### How to complete this task
Reproduce all entries precisely as they are written.
·····
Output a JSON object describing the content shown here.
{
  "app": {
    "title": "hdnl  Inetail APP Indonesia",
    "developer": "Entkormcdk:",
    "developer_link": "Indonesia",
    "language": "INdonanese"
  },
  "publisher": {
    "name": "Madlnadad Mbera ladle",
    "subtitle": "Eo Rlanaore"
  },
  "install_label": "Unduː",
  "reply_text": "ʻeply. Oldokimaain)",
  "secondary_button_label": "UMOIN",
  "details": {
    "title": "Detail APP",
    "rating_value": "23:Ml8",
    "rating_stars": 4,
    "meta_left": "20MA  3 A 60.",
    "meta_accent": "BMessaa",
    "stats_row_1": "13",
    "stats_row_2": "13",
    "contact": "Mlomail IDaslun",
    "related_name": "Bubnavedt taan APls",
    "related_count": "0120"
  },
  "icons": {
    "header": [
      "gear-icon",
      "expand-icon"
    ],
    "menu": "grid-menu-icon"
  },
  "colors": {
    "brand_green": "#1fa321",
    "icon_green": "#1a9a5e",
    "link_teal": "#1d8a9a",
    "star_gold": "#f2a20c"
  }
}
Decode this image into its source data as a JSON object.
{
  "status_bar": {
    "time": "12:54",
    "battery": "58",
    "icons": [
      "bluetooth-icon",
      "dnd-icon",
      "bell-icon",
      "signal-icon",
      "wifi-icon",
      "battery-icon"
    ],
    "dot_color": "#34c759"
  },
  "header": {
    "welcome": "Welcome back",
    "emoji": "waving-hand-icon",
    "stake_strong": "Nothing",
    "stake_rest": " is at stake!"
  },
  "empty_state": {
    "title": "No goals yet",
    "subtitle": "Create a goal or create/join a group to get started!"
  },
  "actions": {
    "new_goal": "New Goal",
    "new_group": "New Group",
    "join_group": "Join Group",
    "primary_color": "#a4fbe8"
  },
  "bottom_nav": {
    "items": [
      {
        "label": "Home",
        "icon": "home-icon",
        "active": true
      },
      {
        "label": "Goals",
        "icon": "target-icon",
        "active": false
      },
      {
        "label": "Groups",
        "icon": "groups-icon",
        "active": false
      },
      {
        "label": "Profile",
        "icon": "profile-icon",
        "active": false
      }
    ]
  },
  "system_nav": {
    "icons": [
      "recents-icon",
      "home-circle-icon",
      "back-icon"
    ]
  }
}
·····
### Answer section
Output a JSON object describing the content shown here.
{
  "app": {
    "title": "hdnl  Inetail APP Indonesia",
    "developer": "Entkormcdk:",
    "developer_link": "Indonesia",
    "language": "INdonanese"
  },
  "publisher": {
    "name": "Madlnadad Mbera ladle",
    "subtitle": "Eo Rlanaore"
  },
  "install_label": "Unduː",
  "reply_text": "ʻeply. Oldokimaain)",
  "secondary_button_label": "UMOIN",
  "details": {
    "title": "Detail APP",
    "rating_value": "23:Ml8",
    "rating_stars": 4,
    "meta_left": "20MA  3 A 60.",
    "meta_accent": "BMessaa",
    "stats_row_1": "13",
    "stats_row_2": "13",
    "contact": "Mlomail IDaslun",
    "related_name": "Bubnavedt taan APls",
    "related_count": "0120"
  },
  "icons": {
    "header": [
      "gear-icon",
      "expand-icon"
    ],
    "menu": "grid-menu-icon"
  },
  "colors": {
    "brand_green": "#1fa321",
    "icon_green": "#1a9a5e",
    "link_teal": "#1d8a9a",
    "star_gold": "#f2a20c"
  }
}
Decode this image into its source data as a JSON object.
{
  "status_bar": {
    "time": "12:54",
    "battery": "58",
    "icons": [
      "bluetooth-icon",
      "dnd-icon",
      "bell-icon",
      "signal-icon",
      "wifi-icon",
      "battery-icon"
    ],
    "dot_color": "#34c759"
  },
  "header": {
    "welcome": "Welcome back",
    "emoji": "waving-hand-icon",
    "stake_strong": "Nothing",
    "stake_rest": " is at stake!"
  },
  "empty_state": {
    "title": "No goals yet",
    "subtitle": "Create a goal or create/join a group to get started!"
  },
  "actions": {
    "new_goal": "New Goal",
    "new_group": "New Group",
    "join_group": "Join Group",
    "primary_color": "#a4fbe8"
  },
  "bottom_nav": {
    "items": [
      {
        "label": "Home",
        "icon": "home-icon",
        "active": true
      },
      {
        "label": "Goals",
        "icon": "target-icon",
        "active": false
      },
      {
        "label": "Groups",
        "icon": "groups-icon",
        "active": false
      },
      {
        "label": "Profile",
        "icon": "profile-icon",
        "active": false
      }
    ]
  },
  "system_nav": {
    "icons": [
      "recents-icon",
      "home-circle-icon",
      "back-icon"
    ]
  }
}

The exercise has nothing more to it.